“As I prepared for Sunday service my son kept interrupting my preparation. I would give him arithmetic problem to solve. He would do it correctly. I did it several times while the time for my sermon in the Church was approaching. This prompted me to pull down and tear to pieces the world map that hung on the wall. I asked him to fix it and in two minutes, he came back with the map fixed correctly. I asked his to tell me how he did it.” The boy replied, “on the reverse side of the world map was a man, so what I did was to fix the man”. “Fixing man to resolve the problems of the world became the subject of my sermon that Sunday.”

There is nothing wrong with the SPLM per se; the people who make up the SPLM constitute the crisis in the SPLM. You will find this in what I recounted above that the SPLM leadership lost the vision that attracted the masses of the Sudanese to the SPLM to sacrifice their lives for the ideals of social justice, equality, freedom, democracy and prosperity for all. The Arusha process is an exercise in self-appraisal, criticism and self-criticism the entire SPLM membership, the half-hearted hang-ons who believe in the arrival rather than the journey, must urgently undertake to save the country from collapse.

The young republic of South Sudan and its people are in the present situation because of the SPLM historical failure to evolve a political ideology, to construct a constitution with institutions and structures, to formulate a political programme for social and economic transformation of the oppressive reality that submerged our people. In this context and for over twenty-one years the contest for power at the top consumed the energy of our people. This divided instead of uniting them as soon as the contradiction with the north had been resolved through the referendum.

The SPLM remains the only viable political forces that united South Sudanese across ethnic and regional fault lines.
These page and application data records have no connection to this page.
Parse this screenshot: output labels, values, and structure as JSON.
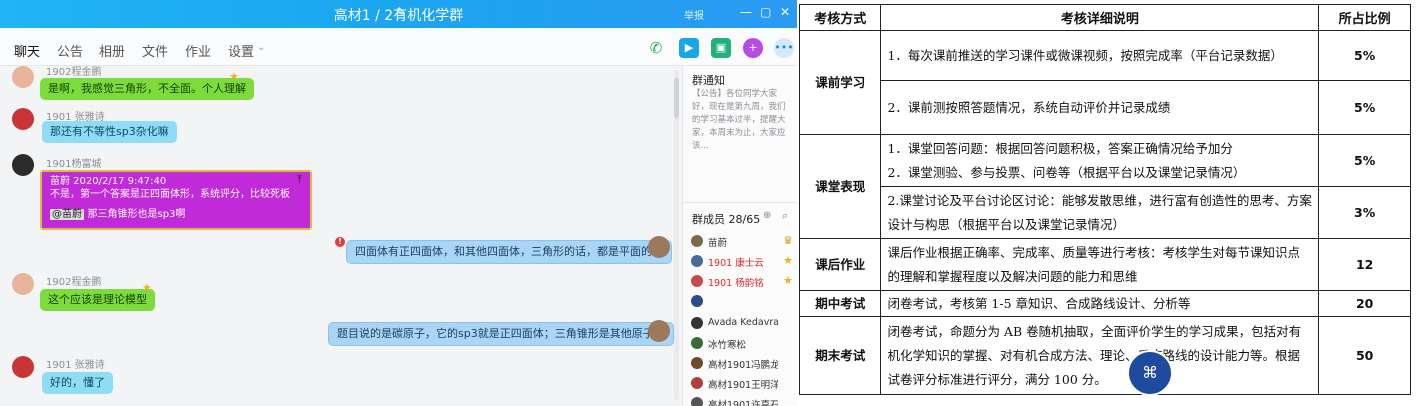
{
  "window": {
    "title": "高材1 / 2有机化学群",
    "report_label": "举报",
    "controls": [
      "—",
      "▢",
      "✕"
    ]
  },
  "tabs": [
    "聊天",
    "公告",
    "相册",
    "文件",
    "作业",
    "设置"
  ],
  "messages": [
    {
      "sender": "1902程金鹏",
      "text": "是啊，我感觉三角形，不全面。个人理解",
      "style": "green"
    },
    {
      "sender": "1901 张雅诗",
      "text": "那还有不等性sp3杂化嘛",
      "style": "cyan"
    },
    {
      "sender": "1901杨富城",
      "quote_header": "苗蔚  2020/2/17 9:47:40",
      "quote_text": "不是，第一个答案是正四面体形，系统评分，比较死板",
      "mention": "@苗蔚",
      "text": "那三角锥形也是sp3啊",
      "style": "purple"
    },
    {
      "sender": "",
      "text": "四面体有正四面体，和其他四面体，三角形的话，都是平面的吧",
      "style": "blue-right"
    },
    {
      "sender": "1902程金鹏",
      "text": "这个应该是理论模型",
      "style": "green"
    },
    {
      "sender": "",
      "text": "题目说的是碳原子，它的sp3就是正四面体；三角锥形是其他原子的",
      "style": "blue-right"
    },
    {
      "sender": "1901 张雅诗",
      "text": "好的，懂了",
      "style": "cyan"
    }
  ],
  "notice": {
    "title": "群通知",
    "body": "【公告】各位同学大家好，现在是第九周，我们的学习基本过半，提醒大家，本周末为止，大家应该..."
  },
  "members": {
    "title": "群成员 28/65",
    "list": [
      {
        "name": "苗蔚",
        "red": false
      },
      {
        "name": "1901  康士云",
        "red": true
      },
      {
        "name": "1901  杨韵铭",
        "red": true
      },
      {
        "name": "",
        "red": false
      },
      {
        "name": "Avada Kedavra",
        "red": false
      },
      {
        "name": "冰竹寒松",
        "red": false
      },
      {
        "name": "高材1901冯鹏龙",
        "red": false
      },
      {
        "name": "高材1901王明洋",
        "red": false
      },
      {
        "name": "高材1901许嘉石",
        "red": false
      }
    ]
  },
  "table": {
    "headers": [
      "考核方式",
      "考核详细说明",
      "所占比例"
    ],
    "groups": [
      {
        "method": "课前学习",
        "rows": [
          {
            "detail": "1．每次课前推送的学习课件或微课视频，按照完成率（平台记录数据）",
            "pct": "5%"
          },
          {
            "detail": "2．课前测按照答题情况，系统自动评价并记录成绩",
            "pct": "5%"
          }
        ]
      },
      {
        "method": "课堂表现",
        "rows": [
          {
            "detail": "1．课堂回答问题：根据回答问题积极，答案正确情况给予加分\n2．课堂测验、参与投票、问卷等（根据平台以及课堂记录情况）",
            "pct": "5%"
          },
          {
            "detail": "2.课堂讨论及平台讨论区讨论：能够发散思维，进行富有创造性的思考、方案设计与构思（根据平台以及课堂记录情况）",
            "pct": "3%"
          }
        ]
      },
      {
        "method": "课后作业",
        "rows": [
          {
            "detail": "课后作业根据正确率、完成率、质量等进行考核：考核学生对每节课知识点的理解和掌握程度以及解决问题的能力和思维",
            "pct": "12"
          }
        ]
      },
      {
        "method": "期中考试",
        "rows": [
          {
            "detail": "闭卷考试，考核第 1-5 章知识、合成路线设计、分析等",
            "pct": "20"
          }
        ]
      },
      {
        "method": "期末考试",
        "rows": [
          {
            "detail": "闭卷考试，命题分为 AB 卷随机抽取，全面评价学生的学习成果，包括对有机化学知识的掌握、对有机合成方法、理论、反应路线的设计能力等。根据试卷评分标准进行评分，满分 100 分。",
            "pct": "50"
          }
        ]
      }
    ]
  },
  "colors": {
    "titlebar": "#1aa7f0",
    "accent": "#1aa7f0",
    "green_bubble": "#7ddb3e",
    "purple_bubble": "#c02ad8"
  }
}
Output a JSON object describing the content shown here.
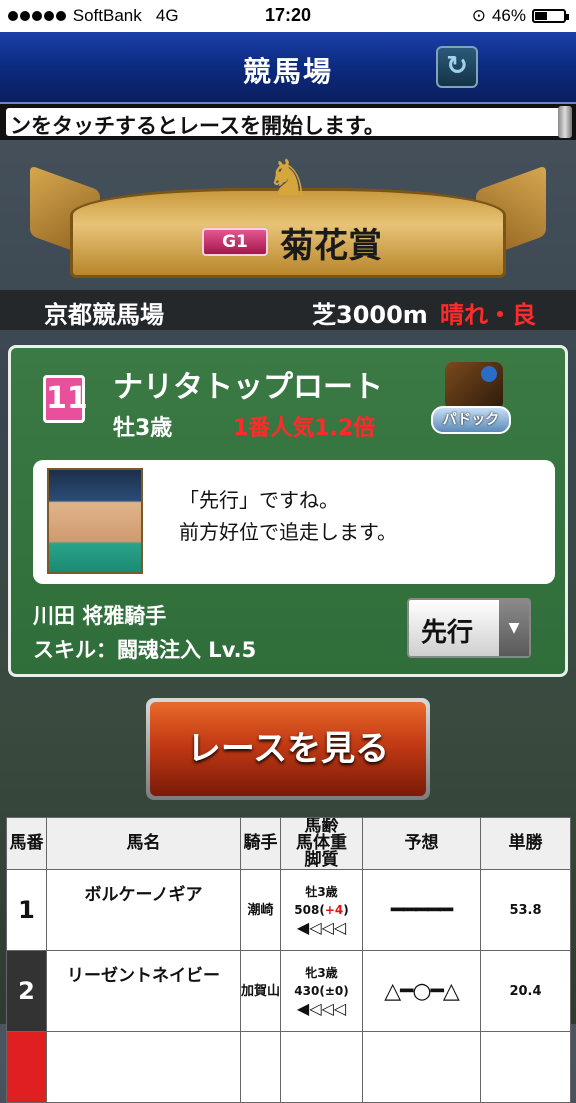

It is therefore the only guarantee against fragmentation of South Sudan. However, it must reconcile and reunite its ranks, reorganize and revitalize itself, build its institutions and institutionalize its relationship along the ideology of social democracy as practiced by the labour Parties in northern European countries.


The intellectual journey towards a coherent political ideology spurs serious reflections and I hope we can discourse this to its logical conclusion. For those of us in the DPF who are not SPLM members or who have an axe to grind with the SPLM I would implore that we discuss these issues sombrely. We should learn to live with our differences whether gender, political ideas, facial marks or body complexion. This is the essence of democracy. They may lead us to unity of ideas

There is nothing outrageously fatal with having one strong political party in South Sudan. If we have to catch up with the rest of humanity by stepping onto its development ladder, we cannot do that while struggling against ourselves in futile and meaningless battles that prevent us from focusing on building our country and improving our people’s quality of life.

We may have to explore the different experiences on the African continent and elsewhere and draw leaf from them. The social and political stability in Tanzania attributes to the maturity demonstrated by Chama Cha Mapenduzi (CCM) initially under the leadership of Mwalimu Julius K Nyerere. The ethnic federalism implemented by Ethiopian People’s Revolutionary Democratic Party (EPRDP) has somehow created conditions of political stability in Ethiopian.

Let us pursue the dual processes of peace making and Intra-SPLM Dialogue as elements of our intellectual journey towards a coherent political ideology, a stable and peaceful South Sudan.

Thanks you very much for your time.

Nairobi, Kenya
December 30, 2014.